Understandably, subjects of a criminal investigation are reluctant to hire a criminal defense attorney before they are charged. They think to themselves that they might be wasting money, if they are ultimately not going to be charged anyway. This flawed logic is akin to believing that you should not quit smoking until you have lung cancer. Just as a smoker can greatly improve his health by quitting smoking before he contracts a serious illness, so too can a suspect greatly ameliorate or even eliminate his damages by hiring an attorney before he has been charged.
The first thing that a defense lawyer does is build a wall of separation between the suspect and the detectives or other members of law enforcement. Very often, a suspect does irreparable harm to his case before ever consulting an attorney. Many defendants think that they are smooth enough to meet with a detective and talk their way out of charges. The problem with this approach is that police detectives are highly trained in the science of interrogation, while usually only spies, secret agents and special ops officers have any training in counter-interrogation techniques. Police detectives may catch a suspect unwittingly making inconsistent statements or showing non-verbal signs of deception, even while the suspect naively believes that everything is going his way.
Rightly or wrongly, police officers tend to consider an unrepresented suspect's asserting his right to remain silent as evidence of guilt. Although such silence is not admissible in court, it may influence law enforcement's decision as to whether to charge a suspect and what to charge him with. When an attorney advises his client to remain silent, law enforcement simply views this as standard operating procedure, rather than any indicator of guilt.
A defense attorney can negotiate with the district attorney's office or police detective with respect to what charges will ultimately be filed. The initial charges will play a major role in plea negotiations after charges have been filed. The less serious the initial charges, the better a defendant's ultimate outcome is likely to be. Likewise, a defendant is in far less jeopardy if he elects to go to trial, if his initial charges are less serious.
Sometimes, a defense attorney can successfully argue for no charges to be filed at all. Usually, this is through the work of the defense attorney's own investigation with the assistance of a licensed private investigator and/ or polygraph operator, but not always. In one recent Centre County case I had, I pointed out to a drug detective and prosecutor that the police had conducted an illegal search through an innocent mistake. Had they filed charges, the evidence would have been suppressed, meaning that it would not be admissible in court. The detective was actually appreciative that I pointed this out, and opted not to file any charges. The client was even more relived, because it would have been very hard for him to get a job with an open criminal charge on his record for the next six months, until the case would have ultimately been resolved in his favor.

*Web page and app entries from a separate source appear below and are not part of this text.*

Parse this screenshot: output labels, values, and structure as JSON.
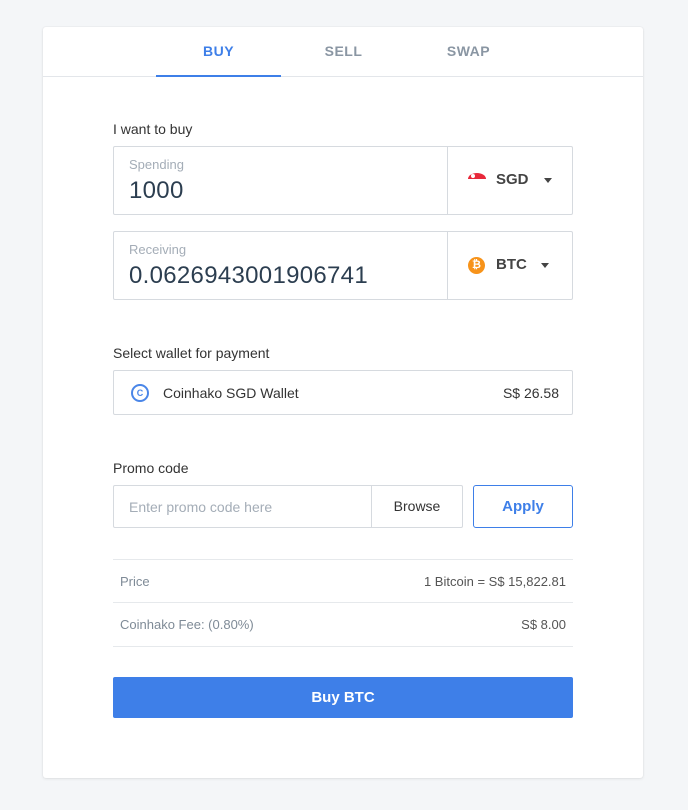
{
  "tabs": [
    {
      "label": "BUY",
      "active": true
    },
    {
      "label": "SELL",
      "active": false
    },
    {
      "label": "SWAP",
      "active": false
    }
  ],
  "buy_section": {
    "heading": "I want to buy",
    "spending": {
      "caption": "Spending",
      "value": "1000",
      "currency": "SGD",
      "icon": "singapore-flag-icon"
    },
    "receiving": {
      "caption": "Receiving",
      "value": "0.0626943001906741",
      "currency": "BTC",
      "icon": "bitcoin-icon"
    }
  },
  "wallet_section": {
    "heading": "Select wallet for payment",
    "wallet_name": "Coinhako SGD Wallet",
    "wallet_balance": "S$ 26.58",
    "icon": "coinhako-icon"
  },
  "promo_section": {
    "heading": "Promo code",
    "placeholder": "Enter promo code here",
    "value": "",
    "browse_label": "Browse",
    "apply_label": "Apply"
  },
  "summary": [
    {
      "key": "Price",
      "value": "1 Bitcoin = S$ 15,822.81"
    },
    {
      "key": "Coinhako Fee: (0.80%)",
      "value": "S$ 8.00"
    }
  ],
  "buy_button_label": "Buy BTC",
  "colors": {
    "accent": "#3e7fe8",
    "bitcoin": "#f7931a",
    "sg_red": "#e8283a"
  }
}
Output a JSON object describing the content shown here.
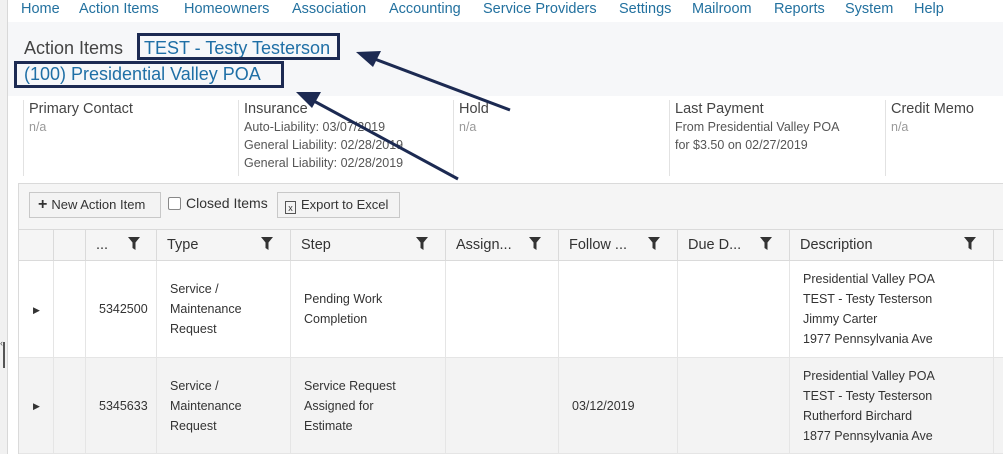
{
  "nav": [
    "Home",
    "Action Items",
    "Homeowners",
    "Association",
    "Accounting",
    "Service Providers",
    "Settings",
    "Mailroom",
    "Reports",
    "System",
    "Help"
  ],
  "header": {
    "title": "Action Items",
    "owner_link": "TEST - Testy Testerson",
    "association_link": "(100) Presidential Valley POA"
  },
  "info": {
    "primary_contact": {
      "label": "Primary Contact",
      "value": "n/a"
    },
    "insurance": {
      "label": "Insurance",
      "lines": [
        "Auto-Liability: 03/07/2019",
        "General Liability: 02/28/2019",
        "General Liability: 02/28/2019"
      ]
    },
    "hold": {
      "label": "Hold",
      "value": "n/a"
    },
    "last_payment": {
      "label": "Last Payment",
      "lines": [
        "From Presidential Valley POA",
        "for $3.50 on 02/27/2019"
      ]
    },
    "credit_memo": {
      "label": "Credit Memo",
      "value": "n/a"
    }
  },
  "toolbar": {
    "new_action_item": "New Action Item",
    "closed_items": "Closed Items",
    "export_excel": "Export to Excel"
  },
  "grid": {
    "columns": [
      "...",
      "Type",
      "Step",
      "Assign...",
      "Follow ...",
      "Due D...",
      "Description"
    ],
    "rows": [
      {
        "id": "5342500",
        "type": [
          "Service /",
          "Maintenance",
          "Request"
        ],
        "step": [
          "Pending Work",
          "Completion"
        ],
        "assigned": "",
        "follow_up": "",
        "due_date": "",
        "description": [
          "Presidential Valley POA",
          "TEST - Testy Testerson",
          "Jimmy Carter",
          "1977 Pennsylvania Ave"
        ]
      },
      {
        "id": "5345633",
        "type": [
          "Service /",
          "Maintenance",
          "Request"
        ],
        "step": [
          "Service Request",
          "Assigned for",
          "Estimate"
        ],
        "assigned": "",
        "follow_up": "03/12/2019",
        "due_date": "",
        "description": [
          "Presidential Valley POA",
          "TEST - Testy Testerson",
          "Rutherford Birchard",
          "1877 Pennsylvania Ave"
        ]
      }
    ]
  },
  "colors": {
    "link": "#1f6fa6",
    "highlight_box": "#1c2a52",
    "nav": "#23719f"
  }
}
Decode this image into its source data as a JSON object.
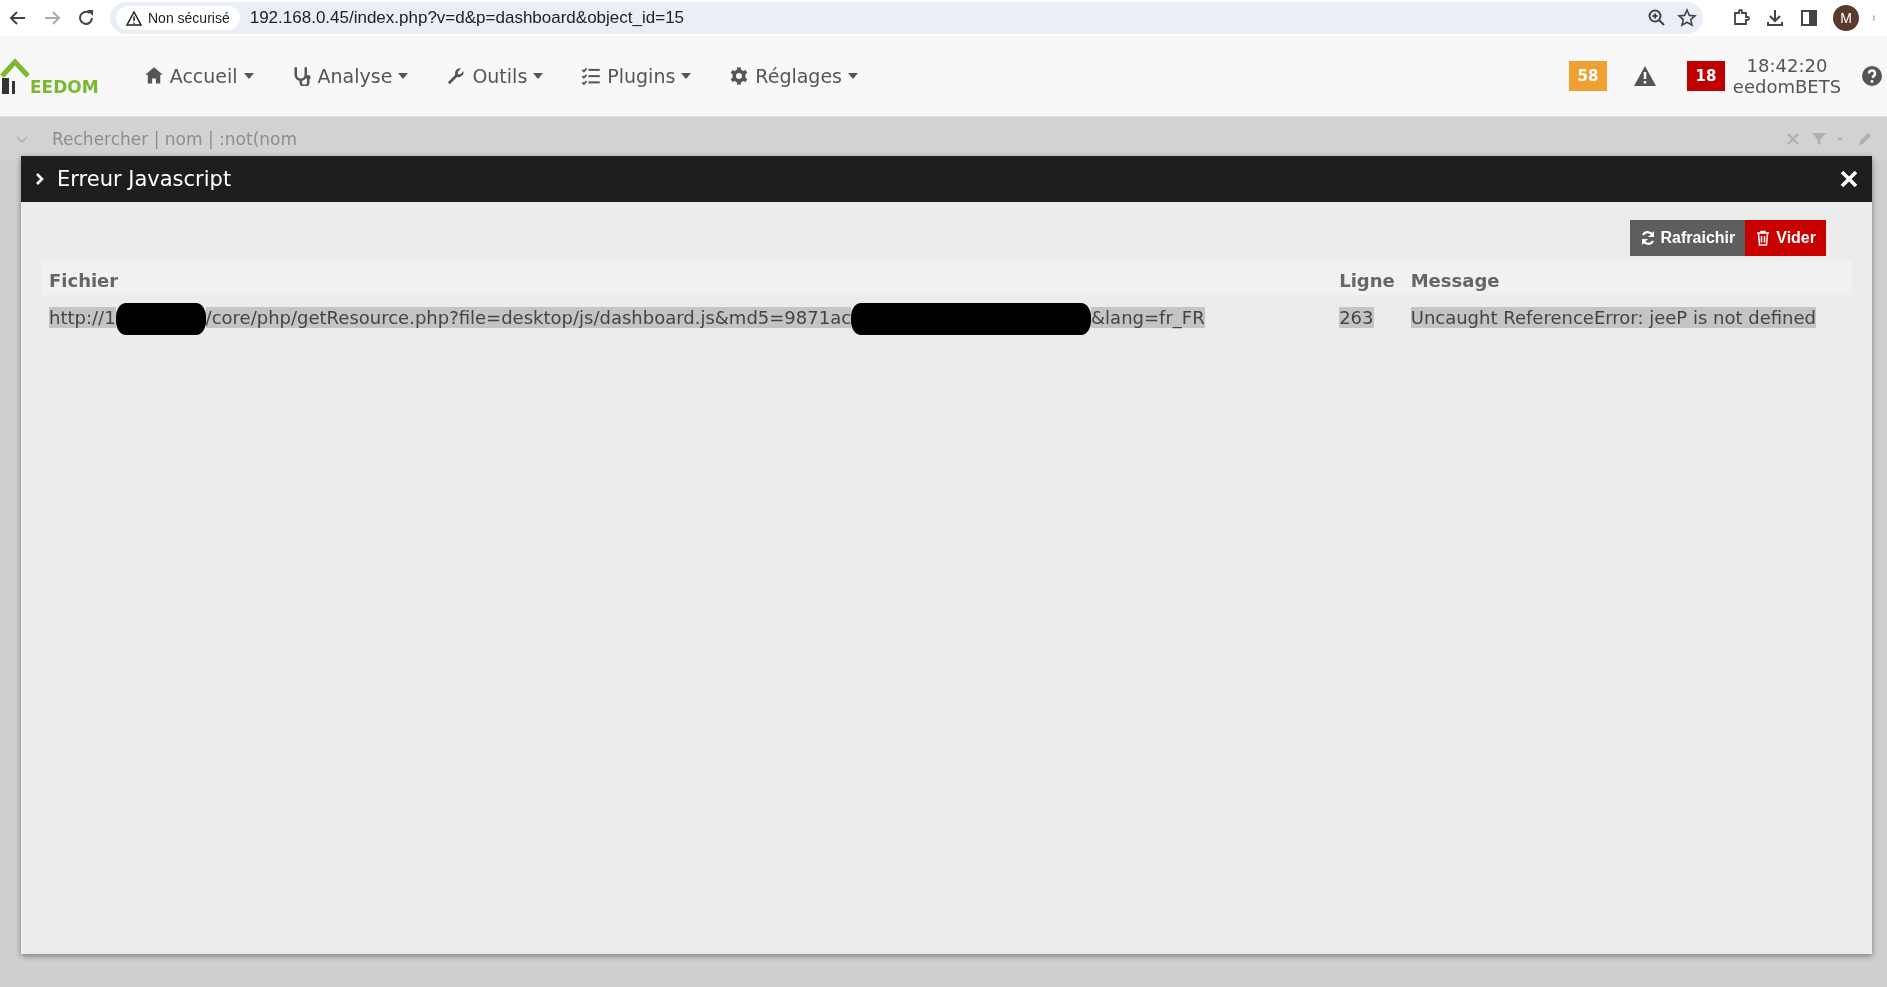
{
  "browser": {
    "security": "Non sécurisé",
    "url": "192.168.0.45/index.php?v=d&p=dashboard&object_id=15",
    "profile": "M"
  },
  "navbar": {
    "logo": "EEDOM",
    "menus": [
      {
        "label": "Accueil",
        "kind": "home"
      },
      {
        "label": "Analyse",
        "kind": "stethoscope"
      },
      {
        "label": "Outils",
        "kind": "wrench"
      },
      {
        "label": "Plugins",
        "kind": "tasks"
      },
      {
        "label": "Réglages",
        "kind": "cog"
      }
    ],
    "badges": [
      {
        "count": "58",
        "color": "#f0a030"
      },
      {
        "count": "18",
        "color": "#c00000"
      }
    ],
    "time": "18:42:20",
    "system": "eedomBETS"
  },
  "search": {
    "placeholder": "Rechercher | nom | :not(nom"
  },
  "modal": {
    "title": "Erreur Javascript",
    "buttons": [
      {
        "label": "Rafraichir",
        "kind": "refresh"
      },
      {
        "label": "Vider",
        "kind": "clear"
      }
    ],
    "table": {
      "columns": [
        "Fichier",
        "Ligne",
        "Message"
      ],
      "rows": [
        {
          "file_parts": [
            "http://1",
            "/core/php/getResource.php?file=desktop/js/dashboard.js&md5=9871ac",
            "&lang=fr_FR"
          ],
          "line": "263",
          "message": "Uncaught ReferenceError: jeeP is not defined"
        }
      ]
    }
  }
}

The issue of bail is yet another reason to have an attorney before charges are filed. In Pennsylvania, felony charges are almost never sent via a summons in the mail. Rather, the police officer files the charges at the magisterial district court, and obtains an arrest warrant for the defendant. If a defense attorney is already involved, he can schedule what is variously known as a "walk-in arrest" or "arrest by appointment," in which the defendant turns himself in at the magisterial district court at an agreed upon time. This not only spares the defendant the inconvenience and humiliation of being led out of his home or place of employment in handcuffs, but turning oneself in with a lawyer increases the likelihood of lower bail, as the judge will deem the defendant to be less of a flight risk.
Anyone who follows the news knows that sophisticated defendants "lawyer up" as soon as they are made aware of a criminal investigation. Conversely, when I was a public defender, I dealt with the other end of the socio-economic spectrum. Many of the people I represented could have greatly reduced their harm or avoided charges altogether had they had the benefit of defense counsel during the investigation. Some of these poor souls wanted a lawyer before charges were filed, however, public defenders can only represent indigent defendants who1) have already been charged and 2) face the possibility of incarceration.
If you are the subject of a police investigation, and can afford an attorney, you are a fool not to do so. If you cannot afford an attorney, then the best advice I can give you is to either keep your mouth shut, or if you are going to talk to the police, do not lie. This will at least make it much easier for the public defender assigned to your case down the road.
Matt McClenahen is a criminal defense lawyer in State College, Pennsylvania, home of Penn State University. He is experienced is representing clients in the pre-charging phase of criminal cases.